**Supplied material**
════════

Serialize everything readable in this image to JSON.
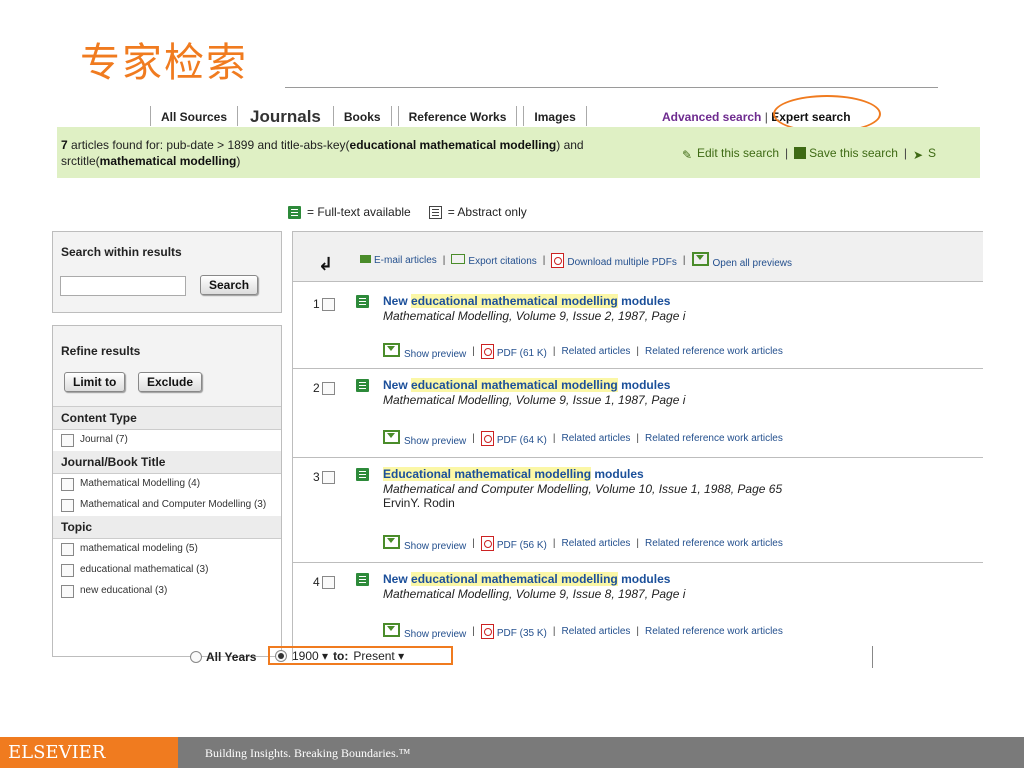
{
  "slide_title": "专家检索",
  "tabs": [
    "All Sources",
    "Journals",
    "Books",
    "Reference Works",
    "Images"
  ],
  "advanced_search": "Advanced search",
  "expert_search": "Expert search",
  "summary": {
    "count": "7",
    "pre": " articles found for: pub-date > 1899 and title-abs-key(",
    "kw1": "educational mathematical modelling",
    "mid": ") and srctitle(",
    "kw2": "mathematical modelling",
    "post": ")"
  },
  "edit_links": [
    "Edit this search",
    "Save this search",
    "S"
  ],
  "legend": {
    "fulltext": "= Full-text available",
    "abstract": "= Abstract only"
  },
  "search_within": {
    "title": "Search within results",
    "button": "Search",
    "value": ""
  },
  "refine": {
    "title": "Refine results",
    "limit": "Limit to",
    "exclude": "Exclude",
    "sections": [
      {
        "title": "Content Type",
        "items": [
          "Journal (7)"
        ]
      },
      {
        "title": "Journal/Book Title",
        "items": [
          "Mathematical Modelling (4)",
          "Mathematical and Computer Modelling (3)"
        ]
      },
      {
        "title": "Topic",
        "items": [
          "mathematical modeling (5)",
          "educational mathematical (3)",
          "new educational (3)"
        ]
      }
    ]
  },
  "toolbar": [
    "E-mail articles",
    "Export citations",
    "Download multiple PDFs",
    "Open all previews"
  ],
  "results": [
    {
      "num": "1",
      "title_pre": "New ",
      "title_hl": "educational mathematical modelling",
      "title_post": " modules",
      "src": "Mathematical Modelling, Volume 9, Issue 2, 1987, Page i",
      "author": "",
      "pdf": "PDF (61 K)"
    },
    {
      "num": "2",
      "title_pre": "New ",
      "title_hl": "educational mathematical modelling",
      "title_post": " modules",
      "src": "Mathematical Modelling, Volume 9, Issue 1, 1987, Page i",
      "author": "",
      "pdf": "PDF (64 K)"
    },
    {
      "num": "3",
      "title_pre": "",
      "title_hl": "Educational mathematical modelling",
      "title_post": " modules",
      "src": "Mathematical and Computer Modelling, Volume 10, Issue 1, 1988, Page 65",
      "author": "ErvinY. Rodin",
      "pdf": "PDF (56 K)"
    },
    {
      "num": "4",
      "title_pre": "New ",
      "title_hl": "educational mathematical modelling",
      "title_post": " modules",
      "src": "Mathematical Modelling, Volume 9, Issue 8, 1987, Page i",
      "author": "",
      "pdf": "PDF (35 K)"
    }
  ],
  "result_links": {
    "preview": "Show preview",
    "related": "Related articles",
    "related_ref": "Related reference work articles"
  },
  "years": {
    "all": "All Years",
    "from": "1900",
    "to_label": "to:",
    "to": "Present"
  },
  "footer": {
    "brand": "ELSEVIER",
    "tagline": "Building Insights. Breaking Boundaries.™"
  }
}
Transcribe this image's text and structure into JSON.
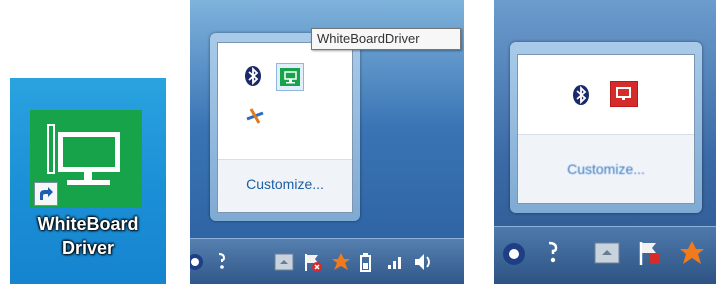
{
  "desktop_shortcut": {
    "label_line1": "WhiteBoard",
    "label_line2": "Driver",
    "icon": "whiteboard-monitor-icon",
    "tile_color": "#17a34a"
  },
  "tray_popup": {
    "tooltip": "WhiteBoardDriver",
    "customize_label": "Customize...",
    "icons": [
      "bluetooth-icon",
      "whiteboard-driver-icon",
      "network-tool-icon"
    ]
  },
  "tray_popup_zoom": {
    "customize_label": "Customize...",
    "icons": [
      "bluetooth-icon",
      "whiteboard-driver-icon"
    ],
    "driver_icon_color": "#d62b2b"
  },
  "taskbar_icons": [
    "help-icon",
    "show-hidden-arrow-icon",
    "action-center-flag-icon",
    "avast-icon",
    "battery-icon",
    "signal-icon",
    "volume-icon"
  ],
  "colors": {
    "taskbar": "#2f5688",
    "link": "#1c5fa5"
  }
}
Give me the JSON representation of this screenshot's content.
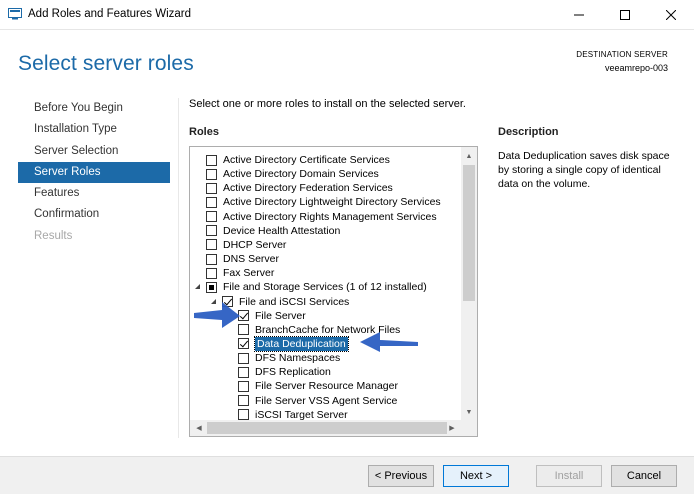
{
  "window": {
    "title": "Add Roles and Features Wizard"
  },
  "header": {
    "title": "Select server roles",
    "destination_label": "DESTINATION SERVER",
    "destination_value": "veeamrepo-003"
  },
  "nav": {
    "items": [
      {
        "label": "Before You Begin",
        "state": "normal"
      },
      {
        "label": "Installation Type",
        "state": "normal"
      },
      {
        "label": "Server Selection",
        "state": "normal"
      },
      {
        "label": "Server Roles",
        "state": "selected"
      },
      {
        "label": "Features",
        "state": "normal"
      },
      {
        "label": "Confirmation",
        "state": "normal"
      },
      {
        "label": "Results",
        "state": "disabled"
      }
    ]
  },
  "main": {
    "instruction": "Select one or more roles to install on the selected server.",
    "roles_heading": "Roles",
    "description_heading": "Description",
    "description_text": "Data Deduplication saves disk space by storing a single copy of identical data on the volume."
  },
  "roles": [
    {
      "label": "Active Directory Certificate Services",
      "state": "unchecked",
      "level": 0
    },
    {
      "label": "Active Directory Domain Services",
      "state": "unchecked",
      "level": 0
    },
    {
      "label": "Active Directory Federation Services",
      "state": "unchecked",
      "level": 0
    },
    {
      "label": "Active Directory Lightweight Directory Services",
      "state": "unchecked",
      "level": 0
    },
    {
      "label": "Active Directory Rights Management Services",
      "state": "unchecked",
      "level": 0
    },
    {
      "label": "Device Health Attestation",
      "state": "unchecked",
      "level": 0
    },
    {
      "label": "DHCP Server",
      "state": "unchecked",
      "level": 0
    },
    {
      "label": "DNS Server",
      "state": "unchecked",
      "level": 0
    },
    {
      "label": "Fax Server",
      "state": "unchecked",
      "level": 0
    },
    {
      "label": "File and Storage Services (1 of 12 installed)",
      "state": "partial",
      "level": 0,
      "expanded": true
    },
    {
      "label": "File and iSCSI Services",
      "state": "checked",
      "level": 1,
      "expanded": true
    },
    {
      "label": "File Server",
      "state": "checked",
      "level": 2
    },
    {
      "label": "BranchCache for Network Files",
      "state": "unchecked",
      "level": 2
    },
    {
      "label": "Data Deduplication",
      "state": "checked",
      "level": 2,
      "selected": true
    },
    {
      "label": "DFS Namespaces",
      "state": "unchecked",
      "level": 2
    },
    {
      "label": "DFS Replication",
      "state": "unchecked",
      "level": 2
    },
    {
      "label": "File Server Resource Manager",
      "state": "unchecked",
      "level": 2
    },
    {
      "label": "File Server VSS Agent Service",
      "state": "unchecked",
      "level": 2
    },
    {
      "label": "iSCSI Target Server",
      "state": "unchecked",
      "level": 2
    }
  ],
  "footer": {
    "previous_label": "< Previous",
    "next_label": "Next >",
    "install_label": "Install",
    "cancel_label": "Cancel"
  },
  "colors": {
    "accent": "#1c6aa8",
    "annotation_arrow": "#2b5ec2"
  }
}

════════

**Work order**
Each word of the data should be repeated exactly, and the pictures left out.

**Expected answer**
Serialize everything readable in this image to JSON.
{
  "slide_title": "专家检索",
  "tabs": [
    "All Sources",
    "Journals",
    "Books",
    "Reference Works",
    "Images"
  ],
  "advanced_search": "Advanced search",
  "expert_search": "Expert search",
  "summary": {
    "count": "7",
    "pre": " articles found for: pub-date > 1899 and title-abs-key(",
    "kw1": "educational mathematical modelling",
    "mid": ") and srctitle(",
    "kw2": "mathematical modelling",
    "post": ")"
  },
  "edit_links": [
    "Edit this search",
    "Save this search",
    "S"
  ],
  "legend": {
    "fulltext": "= Full-text available",
    "abstract": "= Abstract only"
  },
  "search_within": {
    "title": "Search within results",
    "button": "Search",
    "value": ""
  },
  "refine": {
    "title": "Refine results",
    "limit": "Limit to",
    "exclude": "Exclude",
    "sections": [
      {
        "title": "Content Type",
        "items": [
          "Journal (7)"
        ]
      },
      {
        "title": "Journal/Book Title",
        "items": [
          "Mathematical Modelling (4)",
          "Mathematical and Computer Modelling (3)"
        ]
      },
      {
        "title": "Topic",
        "items": [
          "mathematical modeling (5)",
          "educational mathematical (3)",
          "new educational (3)"
        ]
      }
    ]
  },
  "toolbar": [
    "E-mail articles",
    "Export citations",
    "Download multiple PDFs",
    "Open all previews"
  ],
  "results": [
    {
      "num": "1",
      "title_pre": "New ",
      "title_hl": "educational mathematical modelling",
      "title_post": " modules",
      "src": "Mathematical Modelling, Volume 9, Issue 2, 1987, Page i",
      "author": "",
      "pdf": "PDF (61 K)"
    },
    {
      "num": "2",
      "title_pre": "New ",
      "title_hl": "educational mathematical modelling",
      "title_post": " modules",
      "src": "Mathematical Modelling, Volume 9, Issue 1, 1987, Page i",
      "author": "",
      "pdf": "PDF (64 K)"
    },
    {
      "num": "3",
      "title_pre": "",
      "title_hl": "Educational mathematical modelling",
      "title_post": " modules",
      "src": "Mathematical and Computer Modelling, Volume 10, Issue 1, 1988, Page 65",
      "author": "ErvinY. Rodin",
      "pdf": "PDF (56 K)"
    },
    {
      "num": "4",
      "title_pre": "New ",
      "title_hl": "educational mathematical modelling",
      "title_post": " modules",
      "src": "Mathematical Modelling, Volume 9, Issue 8, 1987, Page i",
      "author": "",
      "pdf": "PDF (35 K)"
    }
  ],
  "result_links": {
    "preview": "Show preview",
    "related": "Related articles",
    "related_ref": "Related reference work articles"
  },
  "years": {
    "all": "All Years",
    "from": "1900",
    "to_label": "to:",
    "to": "Present"
  },
  "footer": {
    "brand": "ELSEVIER",
    "tagline": "Building Insights. Breaking Boundaries.™"
  }
}
Transcribe this image's text and structure into JSON.
{
  "desktop_shortcut": {
    "label_line1": "WhiteBoard",
    "label_line2": "Driver",
    "icon": "whiteboard-monitor-icon",
    "tile_color": "#17a34a"
  },
  "tray_popup": {
    "tooltip": "WhiteBoardDriver",
    "customize_label": "Customize...",
    "icons": [
      "bluetooth-icon",
      "whiteboard-driver-icon",
      "network-tool-icon"
    ]
  },
  "tray_popup_zoom": {
    "customize_label": "Customize...",
    "icons": [
      "bluetooth-icon",
      "whiteboard-driver-icon"
    ],
    "driver_icon_color": "#d62b2b"
  },
  "taskbar_icons": [
    "help-icon",
    "show-hidden-arrow-icon",
    "action-center-flag-icon",
    "avast-icon",
    "battery-icon",
    "signal-icon",
    "volume-icon"
  ],
  "colors": {
    "taskbar": "#2f5688",
    "link": "#1c5fa5"
  }
}
Give me the JSON representation of this screenshot's content.
{
  "window": {
    "title": "Add Roles and Features Wizard"
  },
  "header": {
    "title": "Select server roles",
    "destination_label": "DESTINATION SERVER",
    "destination_value": "veeamrepo-003"
  },
  "nav": {
    "items": [
      {
        "label": "Before You Begin",
        "state": "normal"
      },
      {
        "label": "Installation Type",
        "state": "normal"
      },
      {
        "label": "Server Selection",
        "state": "normal"
      },
      {
        "label": "Server Roles",
        "state": "selected"
      },
      {
        "label": "Features",
        "state": "normal"
      },
      {
        "label": "Confirmation",
        "state": "normal"
      },
      {
        "label": "Results",
        "state": "disabled"
      }
    ]
  },
  "main": {
    "instruction": "Select one or more roles to install on the selected server.",
    "roles_heading": "Roles",
    "description_heading": "Description",
    "description_text": "Data Deduplication saves disk space by storing a single copy of identical data on the volume."
  },
  "roles": [
    {
      "label": "Active Directory Certificate Services",
      "state": "unchecked",
      "level": 0
    },
    {
      "label": "Active Directory Domain Services",
      "state": "unchecked",
      "level": 0
    },
    {
      "label": "Active Directory Federation Services",
      "state": "unchecked",
      "level": 0
    },
    {
      "label": "Active Directory Lightweight Directory Services",
      "state": "unchecked",
      "level": 0
    },
    {
      "label": "Active Directory Rights Management Services",
      "state": "unchecked",
      "level": 0
    },
    {
      "label": "Device Health Attestation",
      "state": "unchecked",
      "level": 0
    },
    {
      "label": "DHCP Server",
      "state": "unchecked",
      "level": 0
    },
    {
      "label": "DNS Server",
      "state": "unchecked",
      "level": 0
    },
    {
      "label": "Fax Server",
      "state": "unchecked",
      "level": 0
    },
    {
      "label": "File and Storage Services (1 of 12 installed)",
      "state": "partial",
      "level": 0,
      "expanded": true
    },
    {
      "label": "File and iSCSI Services",
      "state": "checked",
      "level": 1,
      "expanded": true
    },
    {
      "label": "File Server",
      "state": "checked",
      "level": 2
    },
    {
      "label": "BranchCache for Network Files",
      "state": "unchecked",
      "level": 2
    },
    {
      "label": "Data Deduplication",
      "state": "checked",
      "level": 2,
      "selected": true
    },
    {
      "label": "DFS Namespaces",
      "state": "unchecked",
      "level": 2
    },
    {
      "label": "DFS Replication",
      "state": "unchecked",
      "level": 2
    },
    {
      "label": "File Server Resource Manager",
      "state": "unchecked",
      "level": 2
    },
    {
      "label": "File Server VSS Agent Service",
      "state": "unchecked",
      "level": 2
    },
    {
      "label": "iSCSI Target Server",
      "state": "unchecked",
      "level": 2
    }
  ],
  "footer": {
    "previous_label": "< Previous",
    "next_label": "Next >",
    "install_label": "Install",
    "cancel_label": "Cancel"
  },
  "colors": {
    "accent": "#1c6aa8",
    "annotation_arrow": "#2b5ec2"
  }
}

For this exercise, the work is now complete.